The Shrink said...

Everybody doesn't need formal psychotherapy, true. Indeed, psychotherapy (like any meaningful intervention) has it's treatement emergent adverse events, just like drugs or ECT or psychosurgery or whatever else is entertained.

But psychological factors need considering and, as you say, Primary Care can usually contain and support mild depression and adjustment disorders and episodes of intense dysthymia just fine.

In the UK, you invariably don't even get to see a psychiatrist to help with your depression unless you've had treatment in Primary Care that's not worked.

Anonymous said...

This is not related to this post in particular, but I was hoping that one of you three would write a post commenting on the efficacy of antidepressants.
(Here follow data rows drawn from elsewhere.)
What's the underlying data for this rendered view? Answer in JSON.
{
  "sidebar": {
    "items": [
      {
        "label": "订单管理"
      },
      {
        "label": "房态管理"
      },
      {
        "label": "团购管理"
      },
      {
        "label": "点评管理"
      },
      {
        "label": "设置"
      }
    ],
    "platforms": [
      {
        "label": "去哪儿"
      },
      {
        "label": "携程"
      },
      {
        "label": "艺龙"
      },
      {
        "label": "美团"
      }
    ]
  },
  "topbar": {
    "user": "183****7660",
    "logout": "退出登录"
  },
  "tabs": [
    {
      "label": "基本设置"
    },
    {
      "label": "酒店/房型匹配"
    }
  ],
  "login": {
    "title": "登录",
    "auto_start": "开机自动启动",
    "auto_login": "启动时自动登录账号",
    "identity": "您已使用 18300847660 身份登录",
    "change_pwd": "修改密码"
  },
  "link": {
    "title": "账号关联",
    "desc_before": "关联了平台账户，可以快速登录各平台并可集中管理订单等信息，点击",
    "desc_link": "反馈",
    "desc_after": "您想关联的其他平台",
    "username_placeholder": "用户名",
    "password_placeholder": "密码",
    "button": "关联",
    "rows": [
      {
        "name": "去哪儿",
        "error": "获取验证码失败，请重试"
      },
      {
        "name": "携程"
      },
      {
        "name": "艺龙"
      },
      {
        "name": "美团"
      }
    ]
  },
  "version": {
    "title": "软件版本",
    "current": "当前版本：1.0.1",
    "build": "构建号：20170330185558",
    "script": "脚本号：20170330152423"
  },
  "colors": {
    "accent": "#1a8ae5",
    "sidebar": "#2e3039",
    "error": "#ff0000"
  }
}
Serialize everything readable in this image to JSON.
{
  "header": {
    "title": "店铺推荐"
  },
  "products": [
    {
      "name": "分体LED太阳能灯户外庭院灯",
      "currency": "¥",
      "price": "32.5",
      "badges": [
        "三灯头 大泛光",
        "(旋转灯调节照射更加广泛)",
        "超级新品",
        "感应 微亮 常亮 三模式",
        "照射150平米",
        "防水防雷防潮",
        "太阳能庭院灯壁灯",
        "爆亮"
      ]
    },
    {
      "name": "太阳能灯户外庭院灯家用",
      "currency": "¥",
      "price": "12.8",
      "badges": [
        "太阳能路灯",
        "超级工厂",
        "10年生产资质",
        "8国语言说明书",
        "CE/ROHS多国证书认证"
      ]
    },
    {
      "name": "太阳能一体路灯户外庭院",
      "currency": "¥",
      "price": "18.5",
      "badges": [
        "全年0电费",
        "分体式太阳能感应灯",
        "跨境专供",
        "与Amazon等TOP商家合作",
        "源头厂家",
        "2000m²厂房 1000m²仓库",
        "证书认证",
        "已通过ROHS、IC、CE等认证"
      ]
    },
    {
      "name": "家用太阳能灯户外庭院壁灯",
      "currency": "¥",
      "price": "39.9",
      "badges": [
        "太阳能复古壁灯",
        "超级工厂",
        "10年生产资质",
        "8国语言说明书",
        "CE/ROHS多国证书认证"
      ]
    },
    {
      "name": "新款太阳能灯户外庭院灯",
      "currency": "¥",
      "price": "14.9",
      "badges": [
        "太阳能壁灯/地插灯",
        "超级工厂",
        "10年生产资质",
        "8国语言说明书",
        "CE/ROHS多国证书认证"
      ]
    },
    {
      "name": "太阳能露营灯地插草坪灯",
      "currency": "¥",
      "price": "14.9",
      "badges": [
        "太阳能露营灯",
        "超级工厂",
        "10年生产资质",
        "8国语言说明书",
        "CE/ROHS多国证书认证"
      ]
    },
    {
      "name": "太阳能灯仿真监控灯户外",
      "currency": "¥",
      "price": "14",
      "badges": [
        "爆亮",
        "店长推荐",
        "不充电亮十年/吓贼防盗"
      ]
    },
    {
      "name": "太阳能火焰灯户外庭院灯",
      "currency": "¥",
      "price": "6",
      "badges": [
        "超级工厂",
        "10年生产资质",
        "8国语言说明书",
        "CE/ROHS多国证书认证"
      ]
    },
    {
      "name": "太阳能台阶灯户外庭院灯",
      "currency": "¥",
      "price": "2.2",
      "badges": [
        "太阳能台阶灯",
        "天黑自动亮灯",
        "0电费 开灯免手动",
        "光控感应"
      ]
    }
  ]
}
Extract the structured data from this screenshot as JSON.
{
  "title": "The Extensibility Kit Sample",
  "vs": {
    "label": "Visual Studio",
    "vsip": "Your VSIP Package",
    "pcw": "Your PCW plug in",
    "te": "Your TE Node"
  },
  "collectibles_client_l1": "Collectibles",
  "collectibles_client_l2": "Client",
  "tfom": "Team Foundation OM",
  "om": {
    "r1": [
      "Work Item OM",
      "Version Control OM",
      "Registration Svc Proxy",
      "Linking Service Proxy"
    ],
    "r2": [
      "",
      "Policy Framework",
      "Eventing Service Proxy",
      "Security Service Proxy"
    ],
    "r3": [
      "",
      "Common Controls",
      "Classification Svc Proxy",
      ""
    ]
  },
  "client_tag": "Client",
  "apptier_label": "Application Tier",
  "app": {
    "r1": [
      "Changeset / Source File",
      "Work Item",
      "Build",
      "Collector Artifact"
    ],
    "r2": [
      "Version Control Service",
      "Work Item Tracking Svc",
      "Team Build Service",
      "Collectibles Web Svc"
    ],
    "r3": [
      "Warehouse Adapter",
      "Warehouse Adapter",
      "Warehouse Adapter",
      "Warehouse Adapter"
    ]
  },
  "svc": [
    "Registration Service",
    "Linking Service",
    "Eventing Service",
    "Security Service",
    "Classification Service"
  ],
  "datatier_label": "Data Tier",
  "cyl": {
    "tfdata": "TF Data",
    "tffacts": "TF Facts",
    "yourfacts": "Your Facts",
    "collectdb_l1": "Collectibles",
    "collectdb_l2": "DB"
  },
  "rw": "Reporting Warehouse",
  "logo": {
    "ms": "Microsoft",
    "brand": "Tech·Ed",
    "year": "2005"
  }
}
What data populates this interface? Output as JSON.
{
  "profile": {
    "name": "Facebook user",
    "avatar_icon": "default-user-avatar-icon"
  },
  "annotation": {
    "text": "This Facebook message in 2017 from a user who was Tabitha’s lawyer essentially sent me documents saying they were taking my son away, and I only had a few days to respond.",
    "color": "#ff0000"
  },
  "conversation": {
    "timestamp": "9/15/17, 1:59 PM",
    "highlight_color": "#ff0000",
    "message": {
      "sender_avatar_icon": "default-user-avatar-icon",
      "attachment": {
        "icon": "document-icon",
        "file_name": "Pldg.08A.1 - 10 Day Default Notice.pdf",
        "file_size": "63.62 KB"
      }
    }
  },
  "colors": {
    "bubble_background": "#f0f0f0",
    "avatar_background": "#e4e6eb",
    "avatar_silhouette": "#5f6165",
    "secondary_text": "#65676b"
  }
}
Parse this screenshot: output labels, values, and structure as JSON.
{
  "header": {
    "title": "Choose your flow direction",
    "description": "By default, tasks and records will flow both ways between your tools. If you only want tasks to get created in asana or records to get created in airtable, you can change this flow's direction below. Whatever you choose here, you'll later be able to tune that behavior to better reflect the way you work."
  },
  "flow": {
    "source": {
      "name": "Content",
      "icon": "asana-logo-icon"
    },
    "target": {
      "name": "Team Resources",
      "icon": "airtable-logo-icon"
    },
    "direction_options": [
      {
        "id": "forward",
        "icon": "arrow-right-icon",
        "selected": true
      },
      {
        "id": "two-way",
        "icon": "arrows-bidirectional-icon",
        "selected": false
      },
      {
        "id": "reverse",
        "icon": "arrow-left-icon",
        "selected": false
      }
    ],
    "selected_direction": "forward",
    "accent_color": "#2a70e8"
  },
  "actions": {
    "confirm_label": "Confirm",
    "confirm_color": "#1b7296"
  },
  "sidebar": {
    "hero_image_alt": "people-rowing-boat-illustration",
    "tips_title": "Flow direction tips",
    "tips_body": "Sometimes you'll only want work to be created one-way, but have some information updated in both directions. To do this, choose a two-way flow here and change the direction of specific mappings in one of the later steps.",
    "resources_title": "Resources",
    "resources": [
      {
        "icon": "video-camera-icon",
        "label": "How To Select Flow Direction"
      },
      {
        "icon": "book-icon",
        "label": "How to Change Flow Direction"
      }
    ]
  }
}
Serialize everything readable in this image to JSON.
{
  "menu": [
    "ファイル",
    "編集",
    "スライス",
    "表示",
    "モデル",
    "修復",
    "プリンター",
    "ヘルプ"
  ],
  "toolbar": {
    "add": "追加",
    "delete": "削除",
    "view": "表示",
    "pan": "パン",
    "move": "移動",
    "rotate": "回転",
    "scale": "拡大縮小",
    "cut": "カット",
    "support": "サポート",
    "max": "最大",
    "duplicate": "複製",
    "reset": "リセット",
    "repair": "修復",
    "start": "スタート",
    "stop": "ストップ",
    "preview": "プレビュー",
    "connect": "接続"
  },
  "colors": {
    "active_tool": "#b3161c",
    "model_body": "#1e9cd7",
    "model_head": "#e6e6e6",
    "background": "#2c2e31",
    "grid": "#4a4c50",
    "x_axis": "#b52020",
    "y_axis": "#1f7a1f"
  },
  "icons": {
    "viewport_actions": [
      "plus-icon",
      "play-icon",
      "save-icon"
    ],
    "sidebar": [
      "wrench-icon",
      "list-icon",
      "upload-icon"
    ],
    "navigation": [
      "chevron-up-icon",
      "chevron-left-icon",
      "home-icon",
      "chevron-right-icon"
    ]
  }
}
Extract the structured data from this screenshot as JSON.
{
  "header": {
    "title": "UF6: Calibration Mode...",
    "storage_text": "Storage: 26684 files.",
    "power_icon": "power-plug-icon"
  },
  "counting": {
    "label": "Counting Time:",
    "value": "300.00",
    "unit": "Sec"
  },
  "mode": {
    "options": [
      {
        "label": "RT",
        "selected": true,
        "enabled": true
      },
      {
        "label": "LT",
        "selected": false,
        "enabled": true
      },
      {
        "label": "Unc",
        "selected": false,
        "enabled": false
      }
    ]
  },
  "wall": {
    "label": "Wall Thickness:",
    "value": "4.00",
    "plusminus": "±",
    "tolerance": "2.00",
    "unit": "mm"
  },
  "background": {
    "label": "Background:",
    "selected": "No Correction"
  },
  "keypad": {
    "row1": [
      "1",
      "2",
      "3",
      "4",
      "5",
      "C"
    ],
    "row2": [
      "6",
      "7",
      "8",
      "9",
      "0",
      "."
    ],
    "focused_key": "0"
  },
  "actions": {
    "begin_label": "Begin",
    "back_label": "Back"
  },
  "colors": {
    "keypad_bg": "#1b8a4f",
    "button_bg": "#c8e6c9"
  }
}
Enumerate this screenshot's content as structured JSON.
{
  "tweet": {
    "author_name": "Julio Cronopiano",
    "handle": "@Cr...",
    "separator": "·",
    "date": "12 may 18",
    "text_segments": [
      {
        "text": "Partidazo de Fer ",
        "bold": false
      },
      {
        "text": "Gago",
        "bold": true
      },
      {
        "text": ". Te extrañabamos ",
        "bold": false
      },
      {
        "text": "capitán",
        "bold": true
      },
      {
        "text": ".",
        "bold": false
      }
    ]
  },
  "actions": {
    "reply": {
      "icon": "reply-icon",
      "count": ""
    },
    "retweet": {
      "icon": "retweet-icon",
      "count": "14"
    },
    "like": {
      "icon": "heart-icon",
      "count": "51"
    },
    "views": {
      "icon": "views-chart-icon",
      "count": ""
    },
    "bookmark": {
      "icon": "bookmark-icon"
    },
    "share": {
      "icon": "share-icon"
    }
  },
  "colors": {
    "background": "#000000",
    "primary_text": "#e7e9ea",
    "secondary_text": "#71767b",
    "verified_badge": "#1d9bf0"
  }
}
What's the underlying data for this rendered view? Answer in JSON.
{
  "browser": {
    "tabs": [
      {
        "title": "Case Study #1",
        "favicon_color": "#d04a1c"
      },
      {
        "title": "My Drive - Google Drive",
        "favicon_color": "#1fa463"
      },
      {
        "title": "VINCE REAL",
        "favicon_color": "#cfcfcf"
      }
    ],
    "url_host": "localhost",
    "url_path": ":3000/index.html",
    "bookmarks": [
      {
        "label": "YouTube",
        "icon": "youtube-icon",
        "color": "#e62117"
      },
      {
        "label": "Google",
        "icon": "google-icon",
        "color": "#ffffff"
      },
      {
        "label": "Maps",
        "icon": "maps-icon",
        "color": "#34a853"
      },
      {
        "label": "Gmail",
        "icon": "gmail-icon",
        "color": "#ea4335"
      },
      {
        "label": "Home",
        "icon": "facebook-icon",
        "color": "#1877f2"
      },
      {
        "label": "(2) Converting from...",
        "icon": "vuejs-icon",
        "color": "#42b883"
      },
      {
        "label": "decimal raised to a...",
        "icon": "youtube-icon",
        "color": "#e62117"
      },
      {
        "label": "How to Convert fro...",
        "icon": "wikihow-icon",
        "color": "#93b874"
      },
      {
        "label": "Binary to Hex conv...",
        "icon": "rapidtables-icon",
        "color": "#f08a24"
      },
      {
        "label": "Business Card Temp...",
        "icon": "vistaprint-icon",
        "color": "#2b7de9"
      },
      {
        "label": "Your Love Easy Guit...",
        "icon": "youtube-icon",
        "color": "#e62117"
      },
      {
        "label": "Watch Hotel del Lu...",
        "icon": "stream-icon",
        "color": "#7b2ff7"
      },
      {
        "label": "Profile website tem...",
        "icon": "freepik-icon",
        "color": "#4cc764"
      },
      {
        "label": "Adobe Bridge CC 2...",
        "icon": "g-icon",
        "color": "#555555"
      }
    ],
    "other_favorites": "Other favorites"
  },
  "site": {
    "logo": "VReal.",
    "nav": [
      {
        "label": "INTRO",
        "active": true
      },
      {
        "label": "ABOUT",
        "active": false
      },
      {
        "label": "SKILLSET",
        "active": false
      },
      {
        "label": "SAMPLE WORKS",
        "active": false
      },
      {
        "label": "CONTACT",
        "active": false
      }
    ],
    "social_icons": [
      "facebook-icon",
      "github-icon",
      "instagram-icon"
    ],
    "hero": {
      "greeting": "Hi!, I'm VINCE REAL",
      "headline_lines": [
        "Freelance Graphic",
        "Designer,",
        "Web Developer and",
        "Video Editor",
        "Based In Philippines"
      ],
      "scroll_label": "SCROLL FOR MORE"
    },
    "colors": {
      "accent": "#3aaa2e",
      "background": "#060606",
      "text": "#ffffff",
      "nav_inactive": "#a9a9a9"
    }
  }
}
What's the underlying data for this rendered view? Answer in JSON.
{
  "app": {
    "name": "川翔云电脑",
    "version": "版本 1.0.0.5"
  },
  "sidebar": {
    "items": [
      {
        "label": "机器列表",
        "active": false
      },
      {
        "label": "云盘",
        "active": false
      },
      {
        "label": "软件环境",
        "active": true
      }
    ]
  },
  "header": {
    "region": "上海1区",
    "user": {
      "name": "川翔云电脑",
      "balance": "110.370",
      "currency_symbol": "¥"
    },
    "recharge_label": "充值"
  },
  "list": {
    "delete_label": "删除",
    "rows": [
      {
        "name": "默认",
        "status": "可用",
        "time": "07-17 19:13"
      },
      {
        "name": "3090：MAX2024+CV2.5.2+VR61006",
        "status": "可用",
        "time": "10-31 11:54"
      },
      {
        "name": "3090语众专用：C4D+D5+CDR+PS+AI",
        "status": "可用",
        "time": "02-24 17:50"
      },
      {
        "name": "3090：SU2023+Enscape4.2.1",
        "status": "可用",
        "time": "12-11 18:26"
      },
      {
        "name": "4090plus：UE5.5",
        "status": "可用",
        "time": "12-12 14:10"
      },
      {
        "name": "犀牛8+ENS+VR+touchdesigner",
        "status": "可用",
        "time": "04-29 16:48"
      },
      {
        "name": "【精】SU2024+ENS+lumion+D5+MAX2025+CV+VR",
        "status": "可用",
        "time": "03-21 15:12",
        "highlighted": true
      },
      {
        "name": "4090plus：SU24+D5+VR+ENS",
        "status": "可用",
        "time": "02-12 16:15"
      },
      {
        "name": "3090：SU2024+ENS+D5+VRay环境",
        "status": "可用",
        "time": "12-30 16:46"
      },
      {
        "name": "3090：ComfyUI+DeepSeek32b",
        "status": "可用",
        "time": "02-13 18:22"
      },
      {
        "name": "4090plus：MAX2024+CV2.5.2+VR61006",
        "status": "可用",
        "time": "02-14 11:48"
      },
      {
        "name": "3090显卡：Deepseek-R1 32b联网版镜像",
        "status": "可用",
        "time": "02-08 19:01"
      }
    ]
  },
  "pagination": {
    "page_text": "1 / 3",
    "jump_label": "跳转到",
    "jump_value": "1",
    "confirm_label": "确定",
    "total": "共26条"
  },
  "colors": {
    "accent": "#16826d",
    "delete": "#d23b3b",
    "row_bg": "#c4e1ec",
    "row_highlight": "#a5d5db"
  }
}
The evidence out there seems to say so strongly that they don't work, but is that really true? Has that been your experience? Do you think that some people really do respond strongly? What's the real story here from someone who uses these medications and sees the results?

Anonymous said...

Yes, but do all people depressed need medications?

Anonymous said...

Dear commenters:

The Shrink: What does an primary care doc do for Adjustment Disorder? I guess reassurance, but once it's progressed from an expected reaction to a stressor to an actual Adjustment Disorder, formal psychotherapy is often helpful, and primary care docs here are often pretty rushed.

Anon: this is easy. Some antidepressants work remarkably well in some people. Some antidepressants don't work at all in some people. Sometimes it's necessary to try a few different anti-depressants, or to add augmenting agents (a second or a third or a fourth med all at the same time) to treat all the symptoms. Some people have complete responses to the medications, they are cured. Some people have amelioration of their symptoms, but are only improved, not cured. Some people get lots of side effects with no discernible improvement and this sucks.
Read my post on Side Effects, that may help.

Jayne: All depressed people don't "need" medications...some people get better with cognitive therapies, some depressions remit on their own, there are Light Box therapies, ECT, psychotherapy....but I've noticed that most people who walk in my door with a full-blown depression WANT medications and "why don't you try X..." doesn't go over so well.

Rach said...

Based on my own experiences, Dinah, I'd like to offer the following insights:

As a person who deals with Bipolar Disorder on occasion, I have to say that I don't think I could be where I am without psychotherapy. Granted, having a long-term chronic illness like mine, or schizophrenia, or addiction, or OCD, or many other Axis I (and probably all of the Axis II) diagnoses is cause for psychopharmacological intervention. However, it seems to me that meds only go so far in empowering people.

During the years of learning what my illness was truly about, I needed to examine those factors which made me ill, and made me recover. Once those factors had been identified, they could be modulated into my daily life routines, which therefore had great effect on my medication dosages.

I'm not one for the fancy-shmancy freudian psychoanalysis (who has time anymore?), but I'm all for using CBT to educate people about how they can make changes in their lives so that they will live a more functional, healthy and enjoyable
life. But then again I'm biased.

Mel said...

So, if I have some brilliant question I'd like to ask, and honestly think would be a good blog topic, how would I go about doing so? I've been reading off and on for some time, but simply lurking in the background. The fiancee of a resident, as well as a mental health consumer in my own right, I tend to fancy up some interesting questions.

Anonymous said...


We all get the comments, you can leave a question in the comment section of a post.

If you'd like us to address a question on a podcast, write to MyThreeShrinks at gmail dot com

Last time we recorded, we were too busy screaming at each other to get to any of the questions.